Benromach 1969 50 Years Old (2019)
There’s this one image that was posted years ago in the Friend of Benromach group on Facebook that haunts me. It reminds me of whisky prices of yesteryear, which is always a good way to make any whisky enthusiast despair.
It’s a picture of the interior of the visitor centre of Benromach taken somewhere between 10 to 15 years ago. More specifically it shows the whiskies that were on offer at the time. The now classic Benromach 10 wasn’t even released back then. There were a few older releases available though, distilled before the distillery closed in 1983.
One of those was a heavily sherried Benromach distilled in 1968, priced at a mere 125 pounds sterling. A bafflingly cheap price in retrospect, but probably quite a lot of money for a single malt whisky at the time. That Benromach 1968 is high-up on my whisky bucket list, but so far I’ve not succeeded in securing a sample from anyone, while buying an entire bottle at current market value would be way out of my comfort zone. I’ve pretty much given up on ever tasting it.
Now an equally as good or even better opportunity has come up — a new release of which I kindly received a sample. Benromach have been hinting at it for a while now on their social media outlets. Honestly, I though maybe they would announce a new addition to their core range, like an 18-year-old. That would’ve been monumental enough — but that’s not what it turned out to be…
Instead Benromach have just released a new 50 Year Old expression. There’s not many distilleries (although probably more than you expect) that can claim to have such an old whisky in their portfolio. It matured in a sherry hogshead and will set you back a maddening 9,000 euro.
The only thing left to do for me is taste…
Benromach 1969 50 Years Old (44.6%, OB, C# 2003)
Nose: Fairly delicate. Hints of sweet dates, a faint waft of cinnamon buns and a nice touch of prune juice, bright orange peel and dried red fruits. There’s notes of bung cloth and damp old oak too, as well as sandalwood and soy sauce. Finally an interesting note of cured ham that further heightens the complexity of this decades old whisky.
Taste: Polished leather and slightly astringent tannins, as well as cigar tobacco, resin and a whiff of menthol and orange marmalade. Some soft notes of peach and triple sec too. While not quite overpowering, the oak does sit comfortably in the drivers seat.

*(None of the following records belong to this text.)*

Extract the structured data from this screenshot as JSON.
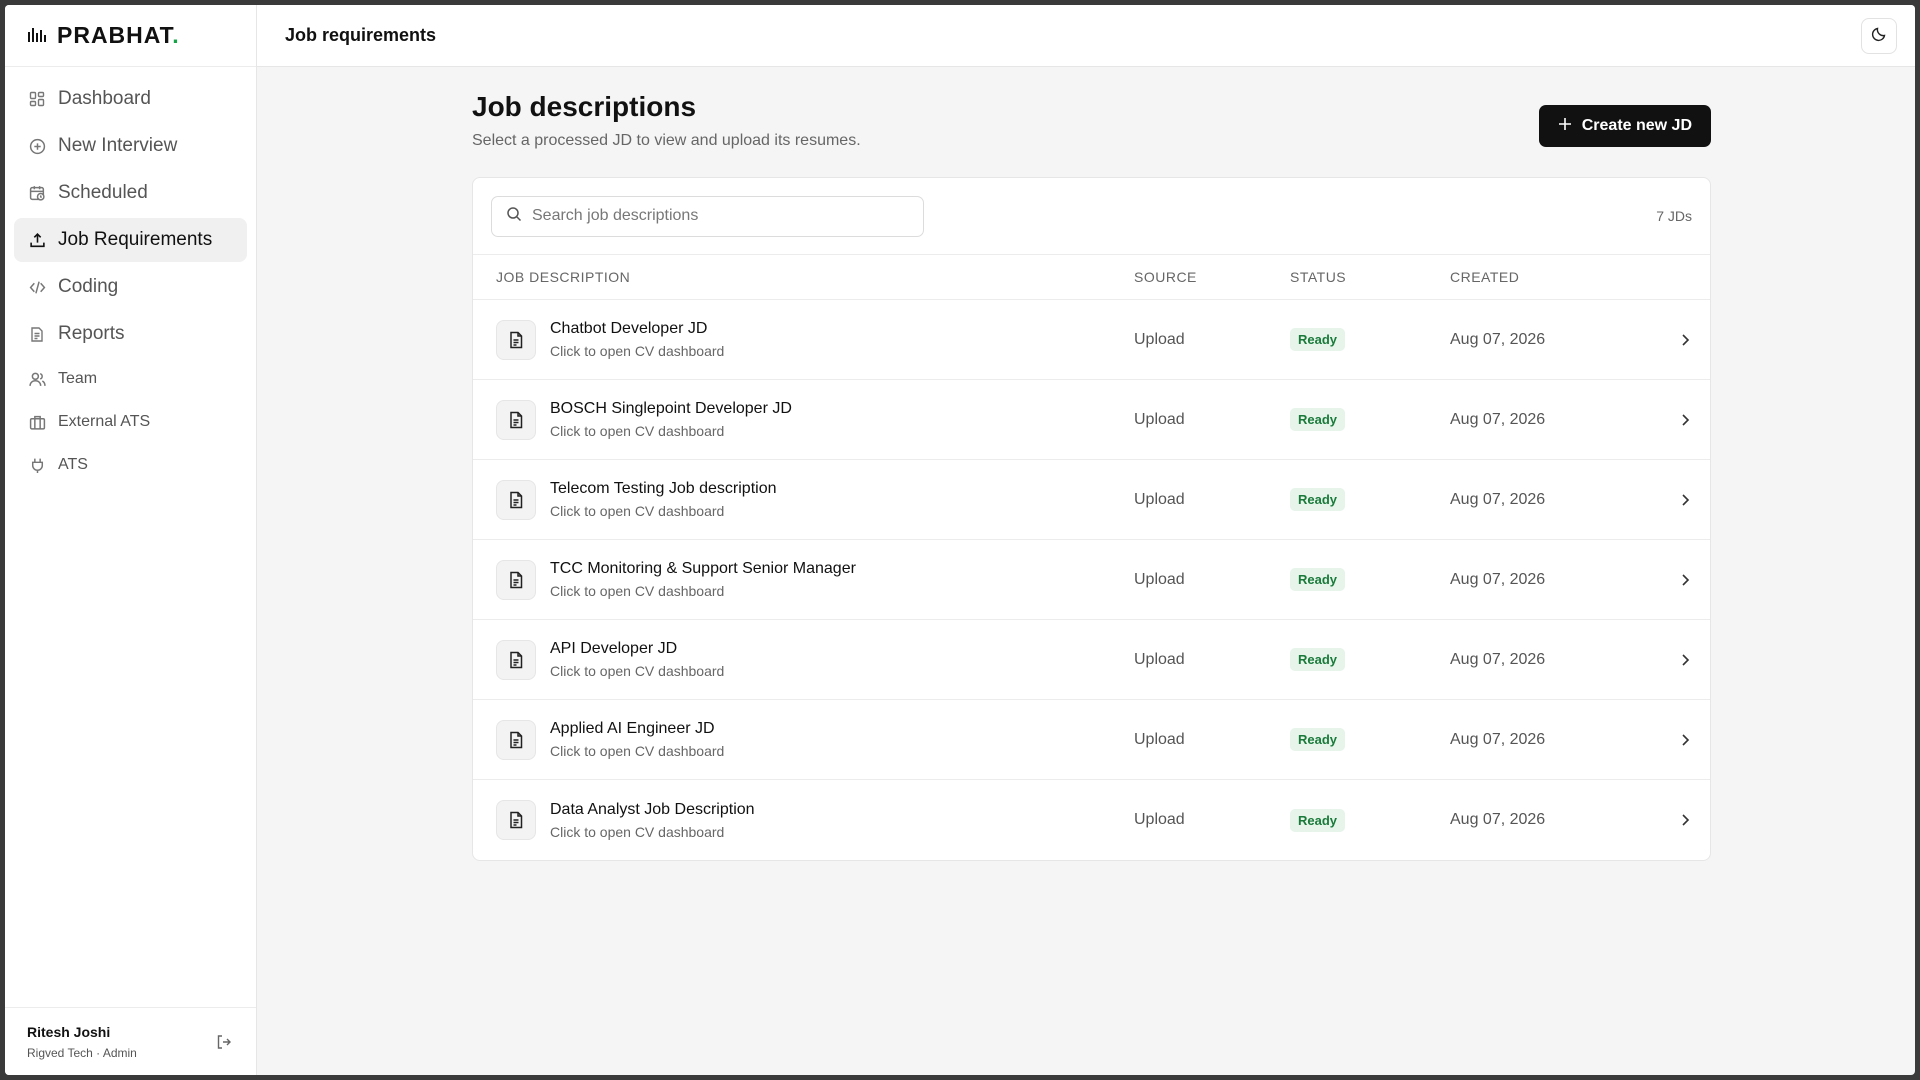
{
  "brand": {
    "name": "PRABHAT",
    "dot": ".",
    "icon": "bar-chart-icon"
  },
  "sidebar": {
    "items": [
      {
        "label": "Dashboard",
        "icon": "dashboard-icon",
        "active": false
      },
      {
        "label": "New Interview",
        "icon": "plus-circle-icon",
        "active": false
      },
      {
        "label": "Scheduled",
        "icon": "calendar-clock-icon",
        "active": false
      },
      {
        "label": "Job Requirements",
        "icon": "upload-icon",
        "active": true
      },
      {
        "label": "Coding",
        "icon": "code-icon",
        "active": false
      },
      {
        "label": "Reports",
        "icon": "document-icon",
        "active": false
      },
      {
        "label": "Team",
        "icon": "users-icon",
        "active": false
      },
      {
        "label": "External ATS",
        "icon": "briefcase-icon",
        "active": false
      },
      {
        "label": "ATS",
        "icon": "plug-icon",
        "active": false
      }
    ]
  },
  "user": {
    "name": "Ritesh Joshi",
    "meta": "Rigved Tech · Admin"
  },
  "topbar": {
    "title": "Job requirements"
  },
  "page": {
    "title": "Job descriptions",
    "subtitle": "Select a processed JD to view and upload its resumes.",
    "create_label": "Create new JD"
  },
  "search": {
    "placeholder": "Search job descriptions",
    "value": ""
  },
  "count": "7 JDs",
  "table": {
    "headers": {
      "jd": "Job description",
      "source": "Source",
      "status": "Status",
      "created": "Created"
    },
    "rows": [
      {
        "title": "Chatbot Developer JD",
        "sub": "Click to open CV dashboard",
        "source": "Upload",
        "status": "Ready",
        "created": "Aug 07, 2026"
      },
      {
        "title": "BOSCH Singlepoint Developer JD",
        "sub": "Click to open CV dashboard",
        "source": "Upload",
        "status": "Ready",
        "created": "Aug 07, 2026"
      },
      {
        "title": "Telecom Testing Job description",
        "sub": "Click to open CV dashboard",
        "source": "Upload",
        "status": "Ready",
        "created": "Aug 07, 2026"
      },
      {
        "title": "TCC Monitoring & Support Senior Manager",
        "sub": "Click to open CV dashboard",
        "source": "Upload",
        "status": "Ready",
        "created": "Aug 07, 2026"
      },
      {
        "title": "API Developer JD",
        "sub": "Click to open CV dashboard",
        "source": "Upload",
        "status": "Ready",
        "created": "Aug 07, 2026"
      },
      {
        "title": "Applied AI Engineer JD",
        "sub": "Click to open CV dashboard",
        "source": "Upload",
        "status": "Ready",
        "created": "Aug 07, 2026"
      },
      {
        "title": "Data Analyst Job Description",
        "sub": "Click to open CV dashboard",
        "source": "Upload",
        "status": "Ready",
        "created": "Aug 07, 2026"
      }
    ]
  },
  "colors": {
    "accent": "#111111",
    "brand_dot": "#16a34a",
    "ready_bg": "#e6f4ea",
    "ready_fg": "#1a7a3a"
  }
}
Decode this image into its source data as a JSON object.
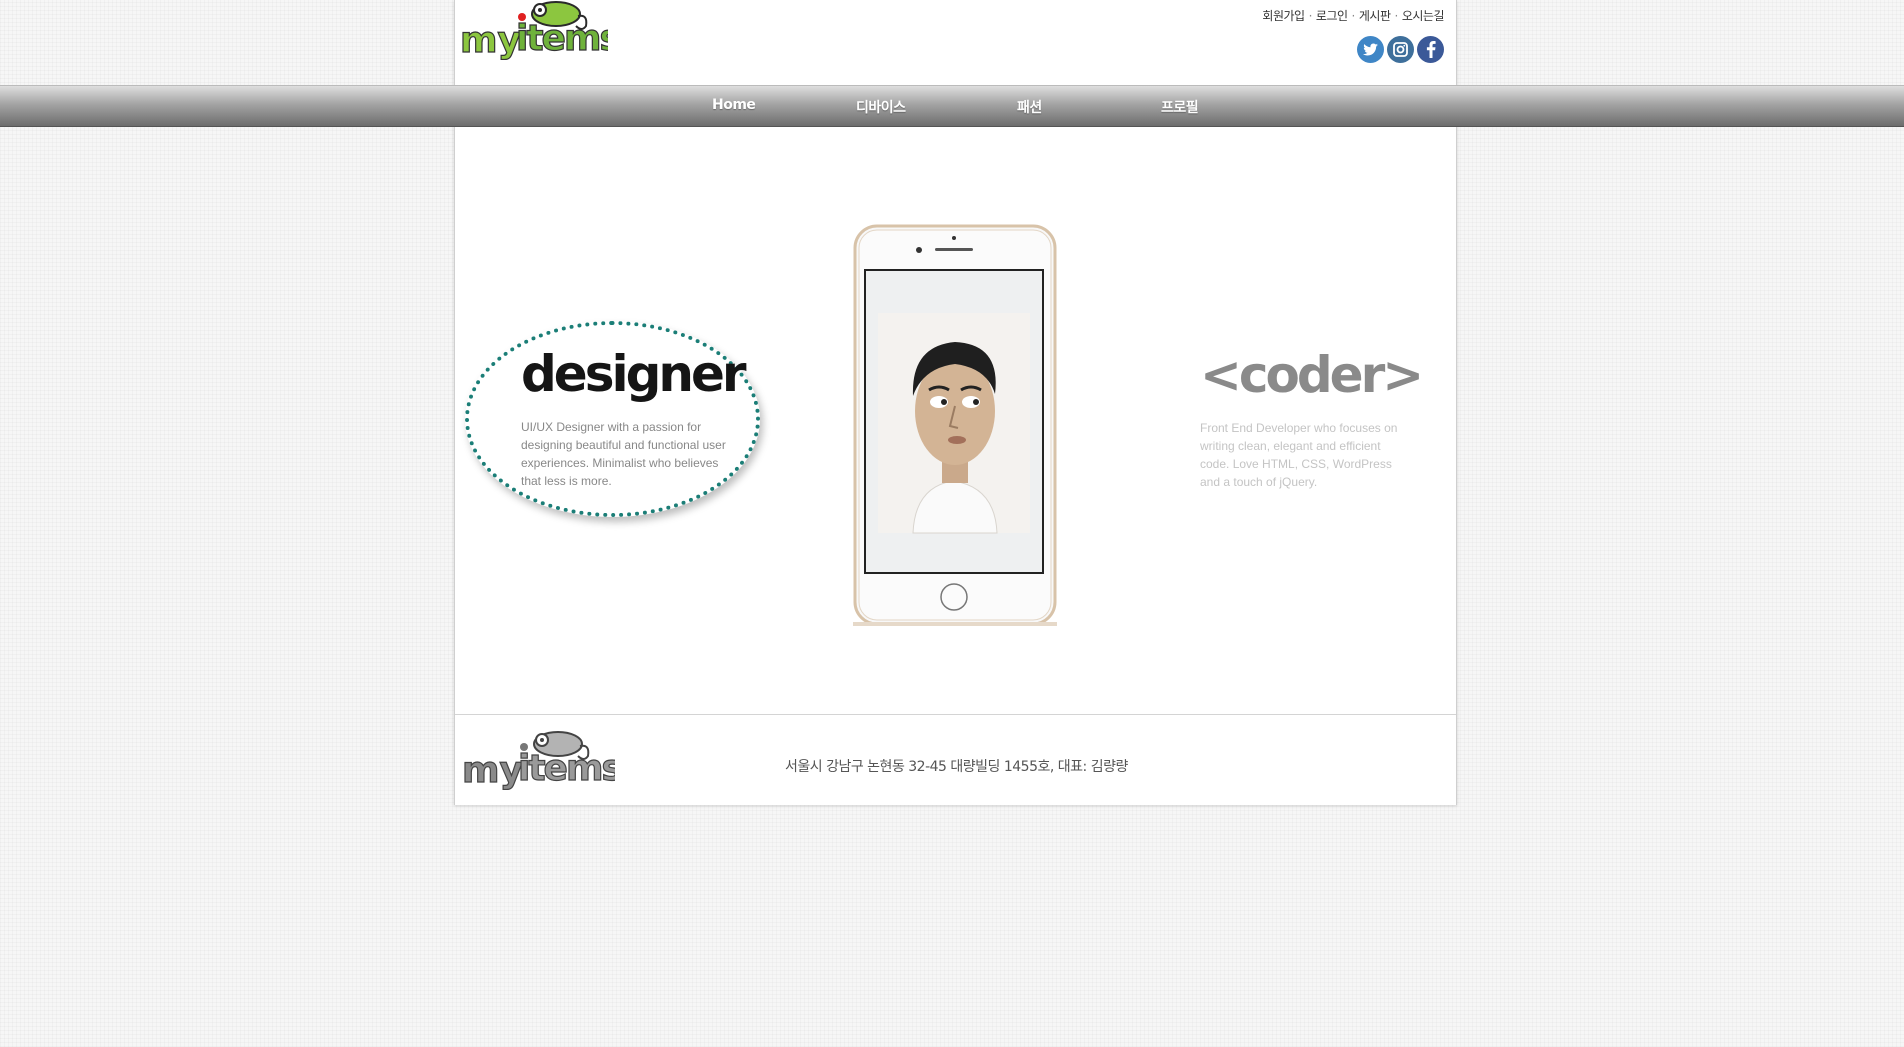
{
  "header": {
    "logo_text_my": "my",
    "logo_text_items": "items",
    "top_links": [
      "회원가입",
      "로그인",
      "게시판",
      "오시는길"
    ],
    "social": [
      {
        "name": "twitter",
        "glyph": "t",
        "color": "#3f86c6"
      },
      {
        "name": "instagram",
        "glyph": "◙",
        "color": "#3e6f9b"
      },
      {
        "name": "facebook",
        "glyph": "f",
        "color": "#3b5998"
      }
    ]
  },
  "nav": {
    "items": [
      "Home",
      "디바이스",
      "패션",
      "프로필"
    ]
  },
  "main": {
    "designer": {
      "title": "designer",
      "text": "UI/UX Designer with a passion for designing beautiful and functional user experiences. Minimalist who believes that less is more."
    },
    "coder": {
      "title": "<coder>",
      "text": "Front End Developer who focuses on writing clean, elegant and efficient code. Love HTML, CSS, WordPress and a touch of jQuery."
    }
  },
  "footer": {
    "logo_text_my": "my",
    "logo_text_items": "items",
    "address": "서울시 강남구 논현동 32-45 대량빌딩 1455호, 대표: 김량량"
  }
}
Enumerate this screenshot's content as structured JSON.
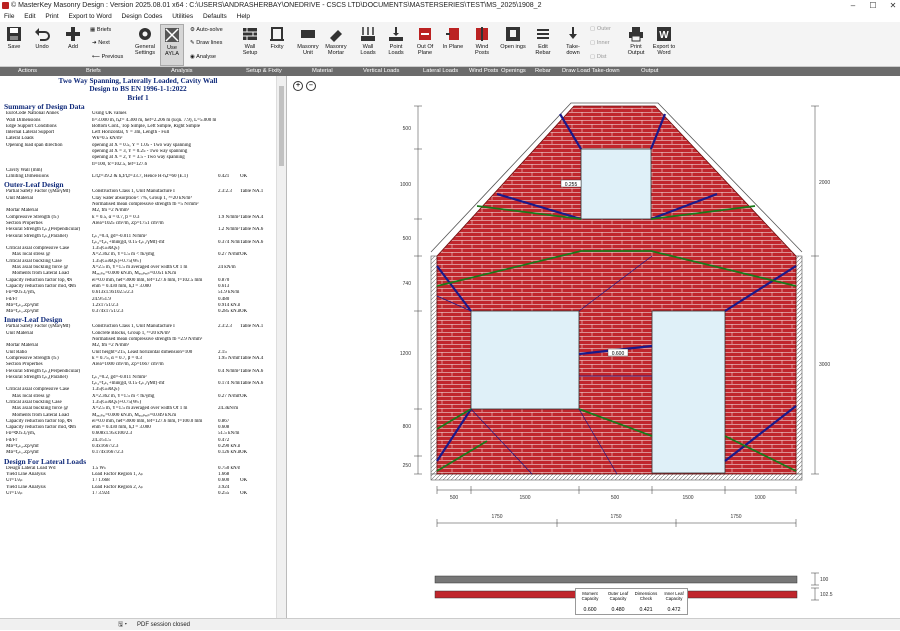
{
  "window": {
    "title": "© MasterKey Masonry Design : Version 2025.08.01 x64 : C:\\USERS\\ANDRASHERBAY\\ONEDRIVE - CSCS LTD\\DOCUMENTS\\MASTERSERIES\\TEST\\MS_2025\\1908_2",
    "minimize": "–",
    "maximize": "☐",
    "close": "✕"
  },
  "menu": [
    "File",
    "Edit",
    "Print",
    "Export to Word",
    "Design Codes",
    "Utilities",
    "Defaults",
    "Help"
  ],
  "ribbon": {
    "save": "Save",
    "undo": "Undo",
    "add": "Add",
    "briefs": "Briefs",
    "next": "Next",
    "previous": "Previous",
    "general_settings": "General Settings",
    "use_ayla": "Use AYLA",
    "auto_solve": "Auto-solve",
    "draw_lines": "Draw lines",
    "analyse": "Analyse",
    "wall_setup": "Wall Setup",
    "fixity": "Fixity",
    "masonry_unit": "Masonry Unit",
    "masonry_mortar": "Masonry Mortar",
    "wall_loads": "Wall Loads",
    "point_loads": "Point Loads",
    "out_of_plane": "Out Of Plane",
    "in_plane": "In Plane",
    "wind_posts": "Wind Posts",
    "openings": "Open ings",
    "edit_rebar": "Edit Rebar",
    "takedown": "Take- down",
    "outer": "Outer",
    "inner": "Inner",
    "dist": "Dist",
    "print_output": "Print Output",
    "export_word": "Export to Word"
  },
  "groups": [
    "Actions",
    "Briefs",
    "Analysis",
    "Setup & Fixity",
    "Material",
    "Vertical Loads",
    "Lateral Loads",
    "Wind Posts",
    "Openings",
    "Rebar",
    "Draw Load Take-down",
    "Output"
  ],
  "report": {
    "title1": "Two Way Spanning, Laterally Loaded, Cavity Wall",
    "title2": "Design to BS EN 1996-1-1:2022",
    "title3": "Brief 1",
    "sections": [
      {
        "heading": "Summary of Design Data",
        "rows": [
          [
            "EuroCode National Annex",
            "Using UK values",
            "",
            ""
          ],
          [
            "Wall Dimensions",
            "h=3.000 m, hₑf= 4.300 m, hef=2.206 m (Eqn. 7.9), L=5.000 m, Lₑf=5.000 m",
            "",
            ""
          ],
          [
            "Edge Support Conditions",
            "Bottom Cont., Top Simple, Left Simple, Right Simple",
            "",
            ""
          ],
          [
            "Internal Lateral Support",
            "Left Horizontal, Y = 3m, Length - Full",
            "",
            ""
          ],
          [
            "Lateral Loads",
            "Wk=0.5 kN/m²",
            "",
            ""
          ],
          [
            "Opening load span direction",
            "opening at X = 0.5, Y = 1.05 - Two way spanning",
            "",
            ""
          ],
          [
            "",
            "opening at X = 3, Y = 0.25 - Two way spanning",
            "",
            ""
          ],
          [
            "",
            "opening at X = 2, Y = 3.5 - Two way spanning",
            "",
            ""
          ],
          [
            "",
            "tl=100, tc=102.5, tef=127.6",
            "",
            ""
          ],
          [
            "Cavity Wall (mm)",
            "",
            "",
            ""
          ],
          [
            "Limiting Dimensions",
            "L/tₑf=39.2 & hₑf/tₑf=33.7, Hence H·hₑf=60 (E.1)",
            "0.421",
            "OK"
          ]
        ]
      },
      {
        "heading": "Outer-Leaf Design",
        "rows": [
          [
            "Partial Safety Factor (γMa/γMf)",
            "Construction Class 1, Unit Manufacture I",
            "2.3:2.3",
            "Table NA.1"
          ],
          [
            "Unit Material",
            "Clay water absorption< 7%, Group 1, ³=20 kN/m³",
            "",
            ""
          ],
          [
            "",
            "Normalised mean compressive strength  fb =5 N/mm²",
            "",
            ""
          ],
          [
            "Mortar Material",
            "M2, fm =2 N/mm²",
            "",
            ""
          ],
          [
            "Compressive Strength (fₖ)",
            "k = 0.5, α = 0.7, β = 0.3",
            "1.9 N/mm²",
            "Table NA.4"
          ],
          [
            "Section Properties",
            "Area=1025 cm²/m, Zp=1751 cm³/m",
            "",
            ""
          ],
          [
            "Flexural Strength fₓₖ₁(Perpendicular)",
            "",
            "1.2 N/mm²",
            "Table NA.6"
          ],
          [
            "Flexural Strength fₓₖ₂(Parallel)",
            "fₓₖ₁=0.4, gd=-0.011 N/mm²",
            "",
            ""
          ],
          [
            "",
            "fₓₖ₂=fₓₖ₁+min(gd, 0.15·fₓₖ₁/γMf)·mf",
            "0.374 N/mm²",
            "Table NA.6"
          ],
          [
            "Critical axial compressive Case",
            "1.35(Gₖ&Qₖ)",
            "",
            ""
          ],
          [
            "Max local stress @",
            "X=2.362 m, Y=1.5 m < fk/γmg",
            "0.27 N/mm²",
            "OK"
          ],
          [
            "Critical axial buckling Case",
            "1.35(Gₖ&Qₖ)+0.75(Wₖ)",
            "",
            ""
          ],
          [
            "Max axial buckling force @",
            "X=2.5 m, Y=1.5 m averaged over width Of 1 m",
            "24 kN/m",
            ""
          ],
          [
            "Moments from Lateral Load",
            "Mₓₓ,ₚₐᵣ=0.000 kN.m, Mₓₓ,ₚₑᵣₚ=0.051 kN.m",
            "",
            ""
          ],
          [
            "Capacity reduction factor top, Φi",
            "ei=0.0 mm, hef=3000 mm, tef=127.6 mm, t=102.5 mm",
            "0.870",
            ""
          ],
          [
            "Capacity reduction factor mid, Φm",
            "ehm = 0.430 mm, hₑf = 3.000",
            "0.613",
            ""
          ],
          [
            "Fᴅ=Φ.fₖ.tᵢ/γmₐ",
            "0.613x1.9x102.5/2.3",
            "51.9 kN/m",
            ""
          ],
          [
            "Fd/Fr",
            "24.9/51.9",
            "0.480",
            ""
          ],
          [
            "Mᴅ=fₓₖ₂.Zp/γmf",
            "1.2x1751/2.3",
            "0.914 kN.m",
            ""
          ],
          [
            "Mᴅ=fₓₖ₁.Zp/γmf",
            "0.374x1751/2.3",
            "0.285 kN.m",
            "OK"
          ]
        ]
      },
      {
        "heading": "Inner-Leaf Design",
        "rows": [
          [
            "Partial Safety Factor (γMa/γMf)",
            "Construction Class 1, Unit Manufacture I",
            "2.3:2.3",
            "Table NA.1"
          ],
          [
            "Unit Material",
            "Concrete Blocks, Group 1, ³=20 kN/m³",
            "",
            ""
          ],
          [
            "",
            "Normalised mean compressive strength  fb =2.9 N/mm²",
            "",
            ""
          ],
          [
            "Mortar Material",
            "M2, fm =2 N/mm²",
            "",
            ""
          ],
          [
            "Unit Ratio",
            "Unit height=215, Least horizontal dimension=100",
            "2.15",
            ""
          ],
          [
            "Compressive Strength (fₖ)",
            "k = 0.75, α = 0.7, β = 0.3",
            "1.95 N/mm²",
            "Table NA.4"
          ],
          [
            "Section Properties",
            "Area=1000 cm²/m, Zp=1667 cm³/m",
            "",
            ""
          ],
          [
            "Flexural Strength fₓₖ₁(Perpendicular)",
            "",
            "0.4 N/mm²",
            "Table NA.6"
          ],
          [
            "Flexural Strength fₓₖ₂(Parallel)",
            "fₓₖ₁=0.2, gd=-0.011 N/mm²",
            "",
            ""
          ],
          [
            "",
            "fₓₖ₂=fₓₖ₁+min(gd, 0.15·fₓₖ₁/γMf)·mf",
            "0.174 N/mm²",
            "Table NA.6"
          ],
          [
            "Critical axial compressive Case",
            "1.35(Gₖ&Qₖ)",
            "",
            ""
          ],
          [
            "Max local stress @",
            "X=2.362 m, Y=1.5 m < fk/γmg",
            "0.27 N/mm²",
            "OK"
          ],
          [
            "Critical axial buckling Case",
            "1.35(Gₖ&Qₖ)+0.75(Wₖ)",
            "",
            ""
          ],
          [
            "Max axial buckling force @",
            "X=2.5 m, Y=1.5 m averaged over width Of 1 m",
            "24.3kN/m",
            ""
          ],
          [
            "Moments from Lateral Load",
            "Mₓₓ,ₚₐᵣ=0.000 kN.m, Mₓₓ,ₚₑᵣₚ=0.049 kN.m",
            "",
            ""
          ],
          [
            "Capacity reduction factor top, Φi",
            "ei=0.0 mm, hef=3000 mm, tef=127.6 mm, t=100.0 mm",
            "0.867",
            ""
          ],
          [
            "Capacity reduction factor mid, Φm",
            "ehm = 0.430 mm, hₑf = 3.000",
            "0.608",
            ""
          ],
          [
            "Fᴅ=Φ.fₖ.tᵢ/γmₐ",
            "0.608x1.95x100/2.3",
            "51.5 kN/m",
            ""
          ],
          [
            "Fd/Fr",
            "24.3/51.5",
            "0.472",
            ""
          ],
          [
            "Mᴅ=fₓₖ₂.Zp/γmf",
            "0.4x1667/2.3",
            "0.290 kN.m",
            ""
          ],
          [
            "Mᴅ=fₓₖ₁.Zp/γmf",
            "0.174x1667/2.3",
            "0.126 kN.m",
            "OK"
          ]
        ]
      },
      {
        "heading": "Design For Lateral Loads",
        "rows": [
          [
            "Design Lateral Load Wd",
            "1.5 Wₖ",
            "0.750 kN/m²",
            ""
          ],
          [
            "Yield Line Analysis",
            "Load Factor Region 1, λₚ",
            "1.668",
            ""
          ],
          [
            "Ur=1/λₚ",
            "1 / 1.668",
            "0.600",
            "OK"
          ],
          [
            "Yield Line Analysis",
            "Load Factor Region 2, λₚ",
            "3.924",
            ""
          ],
          [
            "Ur=1/λₚ",
            "1 / 3.924",
            "0.255",
            "OK"
          ]
        ]
      }
    ]
  },
  "drawing": {
    "wall": {
      "width_mm": 5000,
      "base_height_mm": 3000,
      "gable_height_mm": 2000,
      "brick_color": "#c0262c",
      "mortar_color": "#e8c8c8"
    },
    "dims_top_right": [
      "2000"
    ],
    "dims_right": [
      "3000"
    ],
    "dims_left_gable": [
      "500",
      "1000",
      "500"
    ],
    "dims_left_base": [
      "740",
      "1200",
      "800",
      "250"
    ],
    "dims_bottom_1": [
      "500",
      "1500",
      "500",
      "1500",
      "1000"
    ],
    "dims_bottom_2": [
      "1750",
      "1750",
      "1750"
    ],
    "region_labels": [
      "0.255",
      "0.600"
    ],
    "leaf_bars": {
      "outer_label": "100",
      "inner_label": "102.5",
      "outer_color": "#777777",
      "inner_color": "#c0262c"
    },
    "yield_colors": {
      "positive": "#1a1a8a",
      "negative": "#1a7a1a"
    }
  },
  "results_table": {
    "headers": [
      "Moment Capacity",
      "Outer Leaf Capacity",
      "Dimensions Check",
      "Inner Leaf Capacity"
    ],
    "values": [
      "0.600",
      "0.480",
      "0.421",
      "0.472"
    ]
  },
  "status": {
    "text": "PDF session closed"
  }
}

Finish: Very long and impressive. Soft spices linger for a while (cinnamon, black peppercorns) before making way for gentle notes of red fruits, fudge, milk chocolate and finally also a hint of smoke.
How overpowering is the oak? That’s always the question with these types of ancient whiskies, of which the Benromach 50 Years Old certainly is one. In this case, let’s just say I’ve had way more oak-y malts, but also some that stood up better to the wood. It’s not gone over the edge, but it would’ve scored even higher had the oak taken a tiny step back.
What remains is a wonderfully delicate, intricate and pretty complex Benromach, that rivals many of its parent company old Speyside releases. From an emotional standpoint, only the Cask No 1 surpasses it. If you’re a wealthy Benromach fan and money is no object, you can’t pass this up. For the rest of you — I’m sorry to say — there’s nothing to do but admire it from a distance.
Sample provided by Benromach
Thijs is a spirits writer and accredited liquorist from The Netherlands. He runs the blog Words of Whisky and contributes to a number of Dutch and international publications.